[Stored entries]
◆ ◆ ◆ ◆ ◆
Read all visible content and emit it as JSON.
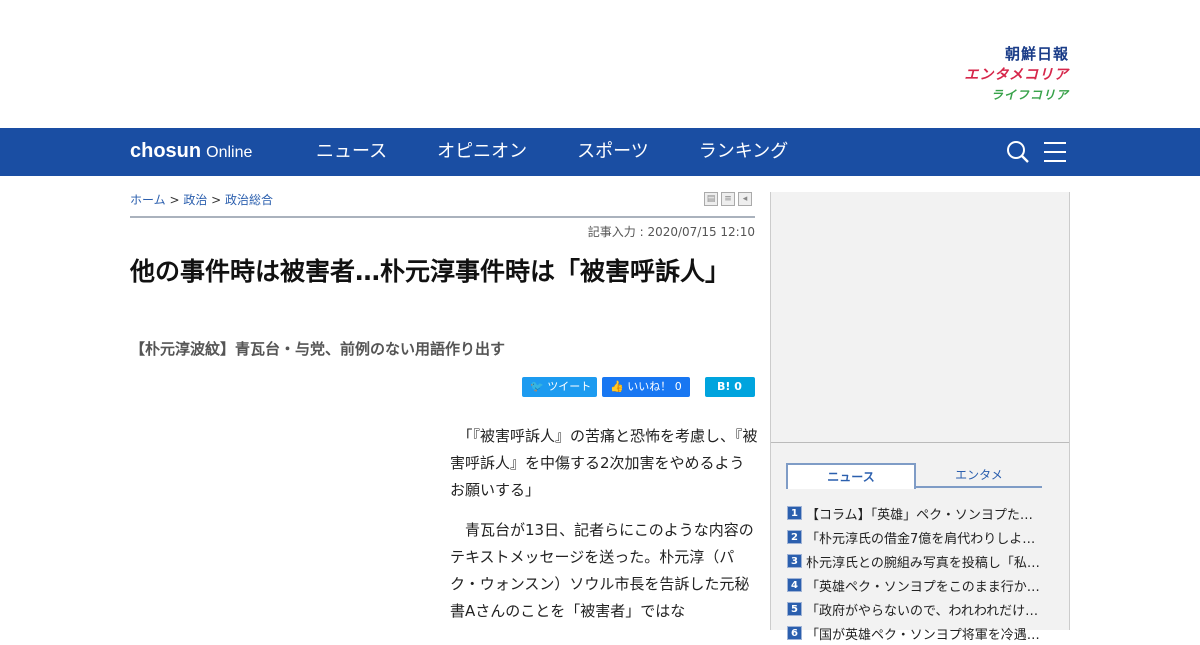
{
  "brands": {
    "chosun": "朝鮮日報",
    "entame": "エンタメコリア",
    "life": "ライフコリア"
  },
  "nav": {
    "logo_main": "chosun",
    "logo_sub": "Online",
    "items": [
      "ニュース",
      "オピニオン",
      "スポーツ",
      "ランキング"
    ],
    "search_icon": "search-icon",
    "menu_icon": "hamburger-icon"
  },
  "breadcrumb": {
    "home": "ホーム",
    "sep": " > ",
    "section": "政治",
    "subsection": "政治総合"
  },
  "article": {
    "date": "記事入力 : 2020/07/15 12:10",
    "title": "他の事件時は被害者…朴元淳事件時は「被害呼訴人」",
    "subtitle": "【朴元淳波紋】青瓦台・与党、前例のない用語作り出す",
    "paragraphs": [
      "　「『被害呼訴人』の苦痛と恐怖を考慮し、『被害呼訴人』を中傷する2次加害をやめるようお願いする」",
      "　青瓦台が13日、記者らにこのような内容のテキストメッセージを送った。朴元淳（パク・ウォンスン）ソウル市長を告訴した元秘書Aさんのことを「被害者」ではな"
    ]
  },
  "share": {
    "tweet": "ツイート",
    "like": "いいね！ 0",
    "hatena": "B! 0"
  },
  "sidebar": {
    "tabs": [
      "ニュース",
      "エンタメ"
    ],
    "ranking": [
      {
        "num": "1",
        "text": "【コラム】「英雄」ペク・ソンヨプた…"
      },
      {
        "num": "2",
        "text": "「朴元淳氏の借金7億を肩代わりしよ…"
      },
      {
        "num": "3",
        "text": "朴元淳氏との腕組み写真を投稿し「私…"
      },
      {
        "num": "4",
        "text": "「英雄ペク・ソンヨプをこのまま行か…"
      },
      {
        "num": "5",
        "text": "「政府がやらないので、われわれだけ…"
      },
      {
        "num": "6",
        "text": "「国が英雄ペク・ソンヨプ将軍を冷遇…"
      }
    ]
  }
}
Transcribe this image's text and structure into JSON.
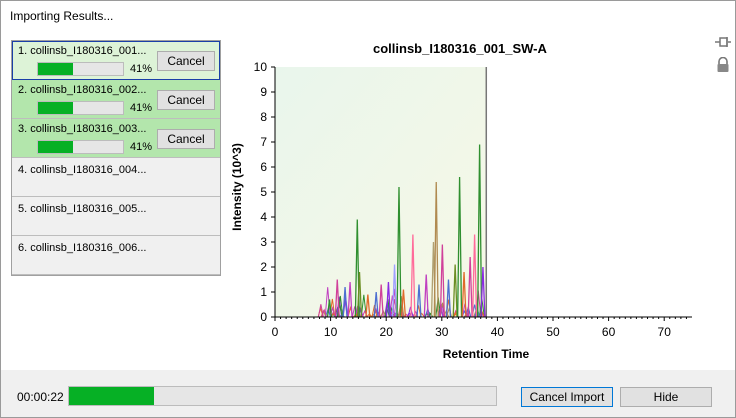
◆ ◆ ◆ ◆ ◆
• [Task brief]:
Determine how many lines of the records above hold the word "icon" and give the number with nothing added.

• [Solution to the exercise]:
2